EXCERPTED DATA:
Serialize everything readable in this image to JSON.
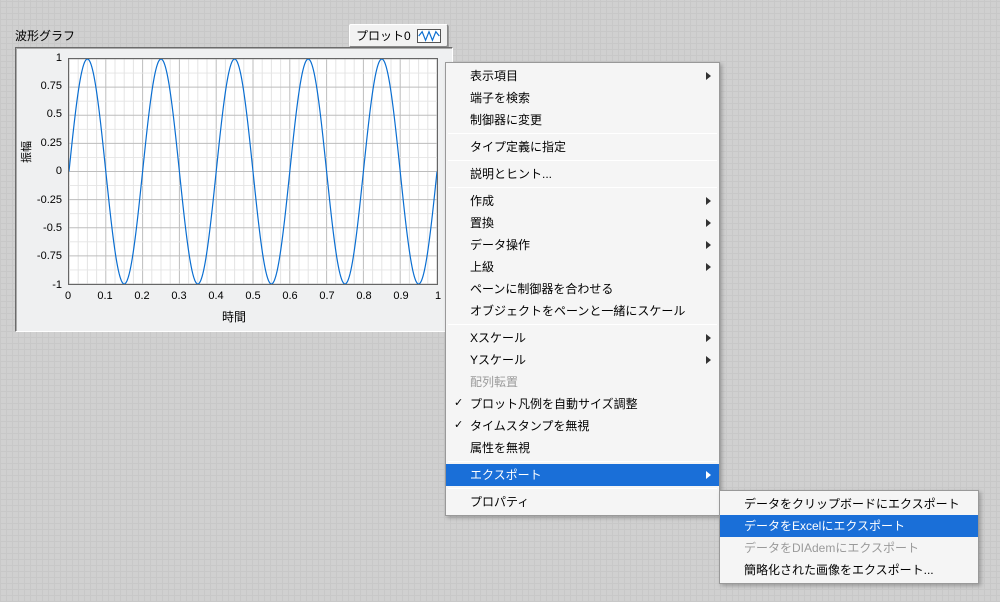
{
  "chart": {
    "title": "波形グラフ",
    "legend_label": "プロット0",
    "ylabel": "振幅",
    "xlabel": "時間",
    "yticks": [
      "1",
      "0.75",
      "0.5",
      "0.25",
      "0",
      "-0.25",
      "-0.5",
      "-0.75",
      "-1"
    ],
    "xticks": [
      "0",
      "0.1",
      "0.2",
      "0.3",
      "0.4",
      "0.5",
      "0.6",
      "0.7",
      "0.8",
      "0.9",
      "1"
    ],
    "line_color": "#0a6ed1"
  },
  "chart_data": {
    "type": "line",
    "title": "波形グラフ",
    "xlabel": "時間",
    "ylabel": "振幅",
    "xlim": [
      0,
      1
    ],
    "ylim": [
      -1,
      1
    ],
    "series": [
      {
        "name": "プロット0",
        "function": "sin(2*pi*5*x)",
        "x_range": [
          0,
          1
        ],
        "samples": 500
      }
    ]
  },
  "menu1": {
    "items": [
      {
        "label": "表示項目",
        "sub": true
      },
      {
        "label": "端子を検索"
      },
      {
        "label": "制御器に変更"
      },
      {
        "sep": true
      },
      {
        "label": "タイプ定義に指定"
      },
      {
        "sep": true
      },
      {
        "label": "説明とヒント..."
      },
      {
        "sep": true
      },
      {
        "label": "作成",
        "sub": true
      },
      {
        "label": "置換",
        "sub": true
      },
      {
        "label": "データ操作",
        "sub": true
      },
      {
        "label": "上級",
        "sub": true
      },
      {
        "label": "ペーンに制御器を合わせる"
      },
      {
        "label": "オブジェクトをペーンと一緒にスケール"
      },
      {
        "sep": true
      },
      {
        "label": "Xスケール",
        "sub": true
      },
      {
        "label": "Yスケール",
        "sub": true
      },
      {
        "label": "配列転置",
        "disabled": true
      },
      {
        "label": "プロット凡例を自動サイズ調整",
        "check": true
      },
      {
        "label": "タイムスタンプを無視",
        "check": true
      },
      {
        "label": "属性を無視"
      },
      {
        "sep": true
      },
      {
        "label": "エクスポート",
        "sub": true,
        "highlight": true
      },
      {
        "sep": true
      },
      {
        "label": "プロパティ"
      }
    ]
  },
  "menu2": {
    "items": [
      {
        "label": "データをクリップボードにエクスポート"
      },
      {
        "label": "データをExcelにエクスポート",
        "highlight": true
      },
      {
        "label": "データをDIAdemにエクスポート",
        "disabled": true
      },
      {
        "label": "簡略化された画像をエクスポート..."
      }
    ]
  }
}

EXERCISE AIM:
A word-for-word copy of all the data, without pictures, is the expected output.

OUTPUT FOR THIS TASK:
Serialize everything readable in this image to JSON.
{
  "chart": {
    "title": "波形グラフ",
    "legend_label": "プロット0",
    "ylabel": "振幅",
    "xlabel": "時間",
    "yticks": [
      "1",
      "0.75",
      "0.5",
      "0.25",
      "0",
      "-0.25",
      "-0.5",
      "-0.75",
      "-1"
    ],
    "xticks": [
      "0",
      "0.1",
      "0.2",
      "0.3",
      "0.4",
      "0.5",
      "0.6",
      "0.7",
      "0.8",
      "0.9",
      "1"
    ],
    "line_color": "#0a6ed1"
  },
  "chart_data": {
    "type": "line",
    "title": "波形グラフ",
    "xlabel": "時間",
    "ylabel": "振幅",
    "xlim": [
      0,
      1
    ],
    "ylim": [
      -1,
      1
    ],
    "series": [
      {
        "name": "プロット0",
        "function": "sin(2*pi*5*x)",
        "x_range": [
          0,
          1
        ],
        "samples": 500
      }
    ]
  },
  "menu1": {
    "items": [
      {
        "label": "表示項目",
        "sub": true
      },
      {
        "label": "端子を検索"
      },
      {
        "label": "制御器に変更"
      },
      {
        "sep": true
      },
      {
        "label": "タイプ定義に指定"
      },
      {
        "sep": true
      },
      {
        "label": "説明とヒント..."
      },
      {
        "sep": true
      },
      {
        "label": "作成",
        "sub": true
      },
      {
        "label": "置換",
        "sub": true
      },
      {
        "label": "データ操作",
        "sub": true
      },
      {
        "label": "上級",
        "sub": true
      },
      {
        "label": "ペーンに制御器を合わせる"
      },
      {
        "label": "オブジェクトをペーンと一緒にスケール"
      },
      {
        "sep": true
      },
      {
        "label": "Xスケール",
        "sub": true
      },
      {
        "label": "Yスケール",
        "sub": true
      },
      {
        "label": "配列転置",
        "disabled": true
      },
      {
        "label": "プロット凡例を自動サイズ調整",
        "check": true
      },
      {
        "label": "タイムスタンプを無視",
        "check": true
      },
      {
        "label": "属性を無視"
      },
      {
        "sep": true
      },
      {
        "label": "エクスポート",
        "sub": true,
        "highlight": true
      },
      {
        "sep": true
      },
      {
        "label": "プロパティ"
      }
    ]
  },
  "menu2": {
    "items": [
      {
        "label": "データをクリップボードにエクスポート"
      },
      {
        "label": "データをExcelにエクスポート",
        "highlight": true
      },
      {
        "label": "データをDIAdemにエクスポート",
        "disabled": true
      },
      {
        "label": "簡略化された画像をエクスポート..."
      }
    ]
  }
}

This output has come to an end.